May 11, 2016
Dear Member of the Agricultural Community,
We are writing you today to inform you about a recent land use appeal filed by Skagitonians to Preserve Farmland (SPF) and Drainage District #17 that concerns a 40,000 sq. ft. agricultural packing facility proposed by Bay Baby Produce to be built on Conway Frontage road. The site plan takes up a total of 5 acres including the parking lot and bin storage. This land was purchased in 2006 by Michele Youngquist and Elizabeth Mitchell with the intent to build a packinghouse for their farming operations. In 2013 Elizabeth passed away and the building plans were put on hold, while the staff and operations recovered from their loss. In June of 2015 our company filed for a SEPA permit to build on said property.
The SEPA permit was granted, and SPF appealed the permit. Bay Baby Produce provided answers to concerns laid out by SPF and the county issued judgment to maintain the permit in July of 2015. During the SEPA permitting process Bay Baby Produce met with SPF to determine if there were options that would appease the group. The group proposed that we move to the port or find a different location to build, e.g., an existing building or a different piece of property. These options had already been considered and well researched by our company. Building is a long process, so an existing building that was economical and met our minimum necessities would have been preferred. There was no such building found in Skagit County.
Farmers build on agriculturally zoned property because it is economical and zoned correctly. After the SEPA permit was granted SPF also offered to mitigate, which they said would cost our company around $11,000 per acre. Currently, no final number has ever been produced. Lastly, SPF made an informal offer to buy our development rights for $150,000.
The SPF group has made the following claim, “We believe the public policies that affect our remaining prime farmland and our agricultural drainage infrastructure can be applied fairly and consistently by local government to all who propose large scale projects on farmland.” The county applied the applicable rules to our permit for the time period in which we submitted the permit. If you speak with the county they will tell you that they fairly and consistently applied the rules to our project. After our farming season in December of 2015, our company filed for our Fill and Grade permit. The Fill & Grade permit was granted in March of 2016. Again SPF appealed the county’s decision.
They made claim that the permit should not have been granted because the SEPA review was issued before any development permits were applied for and before any specific project information was submitted for review. This is the common practice in development to prevent companies from spending money on a project that the county will not grant a permit. The development permit application and project specific information were submitted 5 months after the county determined no adverse effects.

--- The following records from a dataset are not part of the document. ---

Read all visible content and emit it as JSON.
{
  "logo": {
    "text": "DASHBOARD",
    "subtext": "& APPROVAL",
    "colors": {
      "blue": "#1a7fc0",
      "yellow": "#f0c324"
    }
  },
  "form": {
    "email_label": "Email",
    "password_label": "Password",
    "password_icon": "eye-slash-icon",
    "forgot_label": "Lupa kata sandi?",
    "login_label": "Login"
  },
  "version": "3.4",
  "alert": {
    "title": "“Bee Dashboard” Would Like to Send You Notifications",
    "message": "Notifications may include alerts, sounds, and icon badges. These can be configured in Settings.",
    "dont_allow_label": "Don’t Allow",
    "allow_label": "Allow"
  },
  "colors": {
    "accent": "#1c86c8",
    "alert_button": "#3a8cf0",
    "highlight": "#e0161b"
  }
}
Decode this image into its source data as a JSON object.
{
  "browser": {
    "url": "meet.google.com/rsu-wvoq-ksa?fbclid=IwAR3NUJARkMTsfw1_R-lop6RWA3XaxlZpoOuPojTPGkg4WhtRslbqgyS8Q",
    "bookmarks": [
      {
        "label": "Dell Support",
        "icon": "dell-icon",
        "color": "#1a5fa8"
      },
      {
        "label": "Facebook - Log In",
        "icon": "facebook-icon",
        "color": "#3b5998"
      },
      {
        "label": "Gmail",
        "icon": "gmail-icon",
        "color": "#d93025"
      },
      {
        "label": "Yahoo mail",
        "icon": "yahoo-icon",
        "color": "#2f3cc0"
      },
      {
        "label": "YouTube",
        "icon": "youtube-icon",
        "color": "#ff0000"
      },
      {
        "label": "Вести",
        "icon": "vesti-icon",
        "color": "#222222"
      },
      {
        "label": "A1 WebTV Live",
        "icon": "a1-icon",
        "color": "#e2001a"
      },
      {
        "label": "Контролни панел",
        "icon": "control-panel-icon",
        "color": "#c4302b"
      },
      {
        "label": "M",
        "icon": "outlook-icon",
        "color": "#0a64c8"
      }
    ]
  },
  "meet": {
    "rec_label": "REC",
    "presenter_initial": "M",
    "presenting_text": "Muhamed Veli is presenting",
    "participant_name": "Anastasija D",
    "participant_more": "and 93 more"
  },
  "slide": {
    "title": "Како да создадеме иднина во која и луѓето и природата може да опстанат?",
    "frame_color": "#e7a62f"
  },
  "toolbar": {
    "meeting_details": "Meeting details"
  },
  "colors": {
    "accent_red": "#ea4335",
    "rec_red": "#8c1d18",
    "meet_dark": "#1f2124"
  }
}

Our company is a seasonal business with a yearly small staff. During the fall months our business must strictly concentration on packing and shipping our perishable product. From the time frame between our SEPA permit and the submission of our Fill & Grade permit our company’s focus did not change. The drainage and irrigation were covered and accounted for in the SEPA and Fill & Grade permit.
Drainage District #17 informed Bay Baby Produce that they would not permit an increase of water flow into the district. Therefore, our civil engineer designed the site plan, so that the water runoff would be dispersed across the property, and that water would enter at a slower flow rate than current. The drainage district claimed that they never received the drainage plan, but the county has proof that said documents were sent. Skagit County adopted the current SEPA guidelines as of January 1st, 2016. All projects submitted before this date were reviewed using the previously adopted SEPA guidelines. Any SEPA or Fill & Grade permits submitted after December 31st, 2015 will have to meet the 2014 SEPA guidelines. As quoted above by SPF, the county must apply the SEPA and Drainage rules fairly and consistently! Thus far, the county has done this. SPF is asking the county to treat us differently, and apply the 2014 SEPA guidelines. Had we filed our permit after the date of adoption, December 31st, 2015, then the county would have required us to meet those standards. Protecting farmland is extremely important to our company. Building is necessary for our company to continue operating and expanding. The success of agriculture businesses is a blessing to our community. Help us continue to farm by supporting our packinghouse. By supporting us you are supporting the economic vitality of our community.
Bay Baby Produce